§ ABOUT THIS EXERCISE
From the first line to the last, output the data exactly as it stands, minus its pictures.

§ SOURCE RECORDS
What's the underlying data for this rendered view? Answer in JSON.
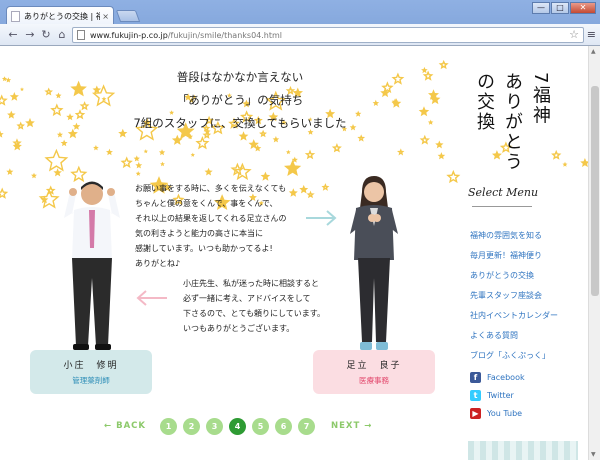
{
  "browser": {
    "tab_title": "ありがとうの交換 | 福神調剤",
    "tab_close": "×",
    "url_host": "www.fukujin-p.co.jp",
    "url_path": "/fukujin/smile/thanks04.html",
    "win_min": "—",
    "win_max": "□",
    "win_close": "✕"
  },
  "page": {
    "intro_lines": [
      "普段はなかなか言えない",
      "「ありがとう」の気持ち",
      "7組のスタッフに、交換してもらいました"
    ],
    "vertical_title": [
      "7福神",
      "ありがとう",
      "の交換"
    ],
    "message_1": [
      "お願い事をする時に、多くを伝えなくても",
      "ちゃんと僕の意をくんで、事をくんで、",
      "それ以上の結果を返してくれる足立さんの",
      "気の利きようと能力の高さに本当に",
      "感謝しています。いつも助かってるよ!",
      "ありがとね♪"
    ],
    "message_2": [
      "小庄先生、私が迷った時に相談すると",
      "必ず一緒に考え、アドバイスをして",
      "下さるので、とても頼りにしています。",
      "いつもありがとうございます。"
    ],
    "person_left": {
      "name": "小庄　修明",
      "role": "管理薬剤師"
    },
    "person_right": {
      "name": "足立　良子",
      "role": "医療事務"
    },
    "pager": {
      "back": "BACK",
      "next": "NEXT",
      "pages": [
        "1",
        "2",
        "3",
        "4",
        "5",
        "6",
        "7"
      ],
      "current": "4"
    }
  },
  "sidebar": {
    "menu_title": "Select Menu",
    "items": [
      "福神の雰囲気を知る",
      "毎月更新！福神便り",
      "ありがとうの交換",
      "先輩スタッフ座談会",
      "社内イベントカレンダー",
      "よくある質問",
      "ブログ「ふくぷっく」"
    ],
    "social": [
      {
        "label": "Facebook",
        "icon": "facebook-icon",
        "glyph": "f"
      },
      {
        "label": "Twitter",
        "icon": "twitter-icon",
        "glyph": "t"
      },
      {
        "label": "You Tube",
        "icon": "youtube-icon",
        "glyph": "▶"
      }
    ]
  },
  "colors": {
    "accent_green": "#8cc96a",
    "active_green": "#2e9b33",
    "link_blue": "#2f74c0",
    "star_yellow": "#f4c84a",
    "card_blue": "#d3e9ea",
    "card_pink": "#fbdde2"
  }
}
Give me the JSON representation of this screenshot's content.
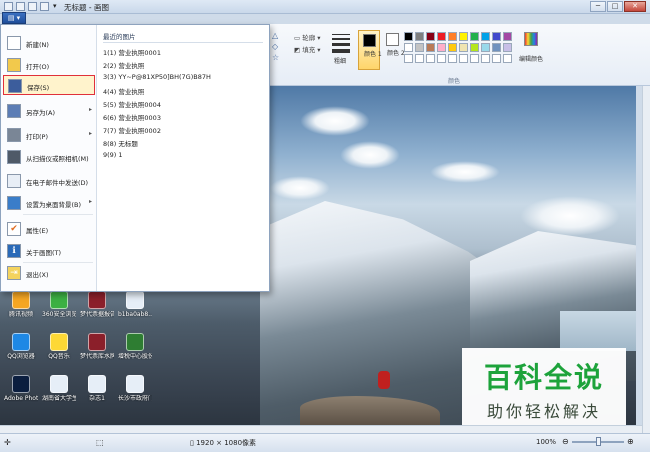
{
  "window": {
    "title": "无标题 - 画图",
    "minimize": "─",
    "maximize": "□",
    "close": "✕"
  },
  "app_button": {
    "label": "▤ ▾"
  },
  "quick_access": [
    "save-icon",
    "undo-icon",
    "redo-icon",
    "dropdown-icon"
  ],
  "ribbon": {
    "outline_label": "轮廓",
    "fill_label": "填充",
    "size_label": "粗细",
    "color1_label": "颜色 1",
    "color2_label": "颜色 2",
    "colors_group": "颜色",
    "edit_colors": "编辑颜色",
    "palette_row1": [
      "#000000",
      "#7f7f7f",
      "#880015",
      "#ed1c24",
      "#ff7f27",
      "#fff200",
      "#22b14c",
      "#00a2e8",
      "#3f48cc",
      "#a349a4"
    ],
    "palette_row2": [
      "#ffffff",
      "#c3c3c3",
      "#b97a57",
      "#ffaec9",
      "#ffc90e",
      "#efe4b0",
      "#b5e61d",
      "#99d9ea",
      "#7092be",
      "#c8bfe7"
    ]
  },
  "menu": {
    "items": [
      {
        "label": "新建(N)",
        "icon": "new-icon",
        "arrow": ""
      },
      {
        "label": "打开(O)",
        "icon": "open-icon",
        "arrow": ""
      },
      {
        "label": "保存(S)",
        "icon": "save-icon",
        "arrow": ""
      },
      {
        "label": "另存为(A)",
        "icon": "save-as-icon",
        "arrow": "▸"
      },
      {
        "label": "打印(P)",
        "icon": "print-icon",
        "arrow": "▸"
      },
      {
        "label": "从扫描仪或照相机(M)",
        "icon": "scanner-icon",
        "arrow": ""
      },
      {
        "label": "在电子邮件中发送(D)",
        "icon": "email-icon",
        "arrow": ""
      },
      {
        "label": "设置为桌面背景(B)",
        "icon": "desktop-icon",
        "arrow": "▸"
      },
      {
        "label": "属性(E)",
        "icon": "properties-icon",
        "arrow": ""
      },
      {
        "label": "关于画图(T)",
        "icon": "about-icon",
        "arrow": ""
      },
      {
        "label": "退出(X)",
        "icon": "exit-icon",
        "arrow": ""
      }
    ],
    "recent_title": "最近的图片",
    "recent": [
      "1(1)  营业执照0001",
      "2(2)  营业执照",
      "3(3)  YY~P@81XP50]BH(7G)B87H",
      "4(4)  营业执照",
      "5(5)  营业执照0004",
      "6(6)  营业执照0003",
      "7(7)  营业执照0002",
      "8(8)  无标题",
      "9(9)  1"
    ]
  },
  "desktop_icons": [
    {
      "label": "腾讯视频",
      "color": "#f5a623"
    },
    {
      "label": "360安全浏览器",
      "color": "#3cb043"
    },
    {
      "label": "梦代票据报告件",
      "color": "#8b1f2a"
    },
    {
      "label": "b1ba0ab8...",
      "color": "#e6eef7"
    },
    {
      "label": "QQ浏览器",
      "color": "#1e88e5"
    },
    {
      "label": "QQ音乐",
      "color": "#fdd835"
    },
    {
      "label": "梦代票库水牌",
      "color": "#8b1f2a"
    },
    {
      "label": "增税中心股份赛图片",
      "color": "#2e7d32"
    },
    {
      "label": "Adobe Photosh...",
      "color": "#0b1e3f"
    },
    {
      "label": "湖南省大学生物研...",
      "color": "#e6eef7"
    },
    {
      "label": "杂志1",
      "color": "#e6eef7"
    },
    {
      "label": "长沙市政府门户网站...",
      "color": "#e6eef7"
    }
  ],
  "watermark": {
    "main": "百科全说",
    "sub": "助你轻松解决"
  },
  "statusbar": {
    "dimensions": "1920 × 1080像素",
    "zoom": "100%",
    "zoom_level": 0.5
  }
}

§ TASK RESULT
What's the underlying data for this rendered view? Answer in JSON.
{
  "browser": {
    "tab_title": "ありがとうの交換 | 福神調剤",
    "tab_close": "×",
    "url_host": "www.fukujin-p.co.jp",
    "url_path": "/fukujin/smile/thanks04.html",
    "win_min": "—",
    "win_max": "□",
    "win_close": "✕"
  },
  "page": {
    "intro_lines": [
      "普段はなかなか言えない",
      "「ありがとう」の気持ち",
      "7組のスタッフに、交換してもらいました"
    ],
    "vertical_title": [
      "7福神",
      "ありがとう",
      "の交換"
    ],
    "message_1": [
      "お願い事をする時に、多くを伝えなくても",
      "ちゃんと僕の意をくんで、事をくんで、",
      "それ以上の結果を返してくれる足立さんの",
      "気の利きようと能力の高さに本当に",
      "感謝しています。いつも助かってるよ!",
      "ありがとね♪"
    ],
    "message_2": [
      "小庄先生、私が迷った時に相談すると",
      "必ず一緒に考え、アドバイスをして",
      "下さるので、とても頼りにしています。",
      "いつもありがとうございます。"
    ],
    "person_left": {
      "name": "小庄　修明",
      "role": "管理薬剤師"
    },
    "person_right": {
      "name": "足立　良子",
      "role": "医療事務"
    },
    "pager": {
      "back": "BACK",
      "next": "NEXT",
      "pages": [
        "1",
        "2",
        "3",
        "4",
        "5",
        "6",
        "7"
      ],
      "current": "4"
    }
  },
  "sidebar": {
    "menu_title": "Select Menu",
    "items": [
      "福神の雰囲気を知る",
      "毎月更新！福神便り",
      "ありがとうの交換",
      "先輩スタッフ座談会",
      "社内イベントカレンダー",
      "よくある質問",
      "ブログ「ふくぷっく」"
    ],
    "social": [
      {
        "label": "Facebook",
        "icon": "facebook-icon",
        "glyph": "f"
      },
      {
        "label": "Twitter",
        "icon": "twitter-icon",
        "glyph": "t"
      },
      {
        "label": "You Tube",
        "icon": "youtube-icon",
        "glyph": "▶"
      }
    ]
  },
  "colors": {
    "accent_green": "#8cc96a",
    "active_green": "#2e9b33",
    "link_blue": "#2f74c0",
    "star_yellow": "#f4c84a",
    "card_blue": "#d3e9ea",
    "card_pink": "#fbdde2"
  }
}
Give me the JSON representation of this screenshot's content.
{
  "window": {
    "title": "无标题 - 画图",
    "minimize": "─",
    "maximize": "□",
    "close": "✕"
  },
  "app_button": {
    "label": "▤ ▾"
  },
  "quick_access": [
    "save-icon",
    "undo-icon",
    "redo-icon",
    "dropdown-icon"
  ],
  "ribbon": {
    "outline_label": "轮廓",
    "fill_label": "填充",
    "size_label": "粗细",
    "color1_label": "颜色 1",
    "color2_label": "颜色 2",
    "colors_group": "颜色",
    "edit_colors": "编辑颜色",
    "palette_row1": [
      "#000000",
      "#7f7f7f",
      "#880015",
      "#ed1c24",
      "#ff7f27",
      "#fff200",
      "#22b14c",
      "#00a2e8",
      "#3f48cc",
      "#a349a4"
    ],
    "palette_row2": [
      "#ffffff",
      "#c3c3c3",
      "#b97a57",
      "#ffaec9",
      "#ffc90e",
      "#efe4b0",
      "#b5e61d",
      "#99d9ea",
      "#7092be",
      "#c8bfe7"
    ]
  },
  "menu": {
    "items": [
      {
        "label": "新建(N)",
        "icon": "new-icon",
        "arrow": ""
      },
      {
        "label": "打开(O)",
        "icon": "open-icon",
        "arrow": ""
      },
      {
        "label": "保存(S)",
        "icon": "save-icon",
        "arrow": ""
      },
      {
        "label": "另存为(A)",
        "icon": "save-as-icon",
        "arrow": "▸"
      },
      {
        "label": "打印(P)",
        "icon": "print-icon",
        "arrow": "▸"
      },
      {
        "label": "从扫描仪或照相机(M)",
        "icon": "scanner-icon",
        "arrow": ""
      },
      {
        "label": "在电子邮件中发送(D)",
        "icon": "email-icon",
        "arrow": ""
      },
      {
        "label": "设置为桌面背景(B)",
        "icon": "desktop-icon",
        "arrow": "▸"
      },
      {
        "label": "属性(E)",
        "icon": "properties-icon",
        "arrow": ""
      },
      {
        "label": "关于画图(T)",
        "icon": "about-icon",
        "arrow": ""
      },
      {
        "label": "退出(X)",
        "icon": "exit-icon",
        "arrow": ""
      }
    ],
    "recent_title": "最近的图片",
    "recent": [
      "1(1)  营业执照0001",
      "2(2)  营业执照",
      "3(3)  YY~P@81XP50]BH(7G)B87H",
      "4(4)  营业执照",
      "5(5)  营业执照0004",
      "6(6)  营业执照0003",
      "7(7)  营业执照0002",
      "8(8)  无标题",
      "9(9)  1"
    ]
  },
  "desktop_icons": [
    {
      "label": "腾讯视频",
      "color": "#f5a623"
    },
    {
      "label": "360安全浏览器",
      "color": "#3cb043"
    },
    {
      "label": "梦代票据报告件",
      "color": "#8b1f2a"
    },
    {
      "label": "b1ba0ab8...",
      "color": "#e6eef7"
    },
    {
      "label": "QQ浏览器",
      "color": "#1e88e5"
    },
    {
      "label": "QQ音乐",
      "color": "#fdd835"
    },
    {
      "label": "梦代票库水牌",
      "color": "#8b1f2a"
    },
    {
      "label": "增税中心股份赛图片",
      "color": "#2e7d32"
    },
    {
      "label": "Adobe Photosh...",
      "color": "#0b1e3f"
    },
    {
      "label": "湖南省大学生物研...",
      "color": "#e6eef7"
    },
    {
      "label": "杂志1",
      "color": "#e6eef7"
    },
    {
      "label": "长沙市政府门户网站...",
      "color": "#e6eef7"
    }
  ],
  "watermark": {
    "main": "百科全说",
    "sub": "助你轻松解决"
  },
  "statusbar": {
    "dimensions": "1920 × 1080像素",
    "zoom": "100%",
    "zoom_level": 0.5
  }
}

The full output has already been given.